Why does this happen? Researchers have taken images of the brain as it processes information related to personal identity. It appears that “emotional centers are either not well connected…or not providing good information. Mom looks and sounds exactly like Mom, but the sensation of her presence is lost.”
Misidentification syndromes don’t just happen in the physiological world. It’s also in the spiritual world. Those who belong to Jesus have an identity shaped by creation, the gospel, the church and the mission to which we have been called. But there are times when the souls of people who follow Jesus are injured by the harshness of life’s pain. Call it disappointment or grief or pain or betrayal or conflict or loss or simply an unplanned detour of life. It could relate to marriage or finances or children or a job or ministry or most anything else we think is important. But suddenly, everything is scattered and nothing seems to connect any more. It’s just…confusing.
And at times, in that moment, the Lord we have always loved and trusted as good, strong, kind, loving, purposeful and compassionate seems to turn a stranger. We become suspicious that God may not really love us, after all. The soul centers we have depended on no longer provide good information. God may look like God when we come to worship and even sound like God when we read the Bible, but the sensation of His presence is lost. We feel utterly alone.
This is not all that rare. But it is often denied by Christians who feel that faith means we always have to be happy, smiley, and victorious. That’s where the Biblical language of lament is so very helpful. Listen to the song Heman wrote in Psalm 88:
1 O Lord, God of my salvation,
I cry out to you by day.
I come to you at night.
2 Now hear my prayer;
listen to my cry.
3 For my life is full of troubles,
and death draws near.
4 I am as good as dead,
like a strong man with no strength left.
5 They have left me among the dead,
and I lie like a corpse in a grave.
I am forgotten,
cut off from your care.
6 You have thrown me into the lowest pit,
into the darkest depths.
7 Your anger weighs me down;
with wave after wave you have engulfed me.
8 You have driven my friends away
by making me repulsive to them.
I am in a trap with no way of escape.
9 My eyes are blinded by my tears.
Each day I beg for your help, O Lord;
I lift my hands to you for mercy.
10 Are your wonderful deeds of any use to the dead?
Do the dead rise up and praise you?
11 Can those in the grave declare your unfailing love?
Can they proclaim your faithfulness in the place of destruction?
12 Can the darkness speak of your wonderful deeds?
Can anyone in the land of forgetfulness talk about your righteousness?
13 O Lord, I cry out to you.
I will keep on pleading day by day.
14 O Lord, why do you reject me?
Why do you turn your face from me?
15 I have been sick and close to death since my youth.
I stand helpless and desperate before your terrors.
16 Your fierce anger has overwhelmed me.
Your terrors have paralyzed me.
17 They swirl around me like floodwaters all day long.
They have engulfed me completely.
18 You have taken away my companions and loved ones.
Darkness is my closest friend.
You ever felt like that?
You ever dared to say it? Out loud?

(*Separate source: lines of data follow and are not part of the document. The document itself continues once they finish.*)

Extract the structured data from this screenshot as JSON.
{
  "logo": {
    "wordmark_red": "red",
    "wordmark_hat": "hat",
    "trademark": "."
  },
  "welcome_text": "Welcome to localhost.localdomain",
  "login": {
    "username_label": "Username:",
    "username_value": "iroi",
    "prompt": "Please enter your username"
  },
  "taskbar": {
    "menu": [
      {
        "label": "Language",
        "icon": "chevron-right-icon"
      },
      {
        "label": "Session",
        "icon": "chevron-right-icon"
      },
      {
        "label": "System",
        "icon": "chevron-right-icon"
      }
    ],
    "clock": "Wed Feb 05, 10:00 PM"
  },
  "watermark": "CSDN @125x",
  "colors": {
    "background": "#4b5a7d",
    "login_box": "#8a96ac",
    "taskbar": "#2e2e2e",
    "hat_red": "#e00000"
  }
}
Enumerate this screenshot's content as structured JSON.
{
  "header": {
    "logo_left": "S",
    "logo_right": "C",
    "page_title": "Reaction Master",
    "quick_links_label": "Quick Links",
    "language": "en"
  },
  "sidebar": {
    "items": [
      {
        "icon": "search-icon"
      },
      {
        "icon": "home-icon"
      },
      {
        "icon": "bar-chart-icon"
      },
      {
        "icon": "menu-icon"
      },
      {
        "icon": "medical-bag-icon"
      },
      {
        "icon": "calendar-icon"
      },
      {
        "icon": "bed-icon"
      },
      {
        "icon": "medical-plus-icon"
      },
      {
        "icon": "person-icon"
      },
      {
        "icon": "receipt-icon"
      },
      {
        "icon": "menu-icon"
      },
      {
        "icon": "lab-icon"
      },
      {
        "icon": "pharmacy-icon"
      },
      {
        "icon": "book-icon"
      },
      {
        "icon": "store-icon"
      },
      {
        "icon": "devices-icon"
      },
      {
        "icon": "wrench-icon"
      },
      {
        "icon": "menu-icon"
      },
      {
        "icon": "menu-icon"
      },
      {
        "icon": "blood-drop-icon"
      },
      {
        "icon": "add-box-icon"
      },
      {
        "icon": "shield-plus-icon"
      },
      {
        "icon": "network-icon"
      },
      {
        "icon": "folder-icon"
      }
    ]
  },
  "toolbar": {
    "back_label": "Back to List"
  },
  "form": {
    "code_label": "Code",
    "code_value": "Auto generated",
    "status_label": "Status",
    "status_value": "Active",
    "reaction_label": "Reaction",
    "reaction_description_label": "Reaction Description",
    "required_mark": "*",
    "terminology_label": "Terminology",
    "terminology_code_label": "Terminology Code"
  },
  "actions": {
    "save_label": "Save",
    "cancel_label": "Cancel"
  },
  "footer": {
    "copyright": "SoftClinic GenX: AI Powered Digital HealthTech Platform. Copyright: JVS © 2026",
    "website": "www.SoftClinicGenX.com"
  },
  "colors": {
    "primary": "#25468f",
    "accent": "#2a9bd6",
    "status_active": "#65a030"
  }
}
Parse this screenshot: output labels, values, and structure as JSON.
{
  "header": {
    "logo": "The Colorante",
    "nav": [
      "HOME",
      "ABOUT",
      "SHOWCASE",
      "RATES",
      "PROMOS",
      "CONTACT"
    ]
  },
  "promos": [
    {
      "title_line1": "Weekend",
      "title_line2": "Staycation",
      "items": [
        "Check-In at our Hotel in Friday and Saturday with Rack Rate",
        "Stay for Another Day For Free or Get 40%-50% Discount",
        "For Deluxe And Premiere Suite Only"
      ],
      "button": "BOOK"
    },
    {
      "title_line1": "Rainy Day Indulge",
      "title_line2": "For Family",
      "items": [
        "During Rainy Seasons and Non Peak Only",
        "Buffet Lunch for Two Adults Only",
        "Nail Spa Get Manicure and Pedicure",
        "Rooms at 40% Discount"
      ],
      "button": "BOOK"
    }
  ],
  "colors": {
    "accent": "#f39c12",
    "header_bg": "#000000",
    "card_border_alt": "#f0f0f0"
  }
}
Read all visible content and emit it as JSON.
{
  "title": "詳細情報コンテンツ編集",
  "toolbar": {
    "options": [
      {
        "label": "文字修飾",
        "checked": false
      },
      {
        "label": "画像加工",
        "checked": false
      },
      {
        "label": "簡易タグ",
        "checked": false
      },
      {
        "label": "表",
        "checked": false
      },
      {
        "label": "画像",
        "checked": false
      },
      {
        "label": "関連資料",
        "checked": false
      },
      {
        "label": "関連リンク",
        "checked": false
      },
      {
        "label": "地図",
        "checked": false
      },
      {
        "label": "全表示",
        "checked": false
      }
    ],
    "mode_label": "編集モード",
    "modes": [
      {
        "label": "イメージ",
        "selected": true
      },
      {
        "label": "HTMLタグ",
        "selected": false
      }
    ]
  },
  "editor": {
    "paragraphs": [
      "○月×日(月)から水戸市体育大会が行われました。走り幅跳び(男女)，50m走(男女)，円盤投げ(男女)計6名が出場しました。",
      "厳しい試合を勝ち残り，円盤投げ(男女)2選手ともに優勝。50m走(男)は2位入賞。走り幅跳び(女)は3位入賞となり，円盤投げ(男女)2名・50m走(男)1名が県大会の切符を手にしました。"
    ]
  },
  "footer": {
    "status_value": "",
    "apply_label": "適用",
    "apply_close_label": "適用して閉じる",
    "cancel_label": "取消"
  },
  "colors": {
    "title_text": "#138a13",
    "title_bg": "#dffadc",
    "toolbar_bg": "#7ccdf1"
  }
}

In front of other Christians?
This is not sub-Christian language or emotion. It is purely Biblical. And it may even be more full of faith than our constant happy-smiley silliness, because it dares to trust God with the worst of our feelings, confusion—and even our ambivalence– towards Him.
That cry of desolation begins with a simple “Oh, Lord”. Sometimes that’s all I can muster.
It is at that moment of utter, stripped-down honesty that I begin to recover my identity as a child of God and remember who my Father really is. And then I can breathe and live for another moment.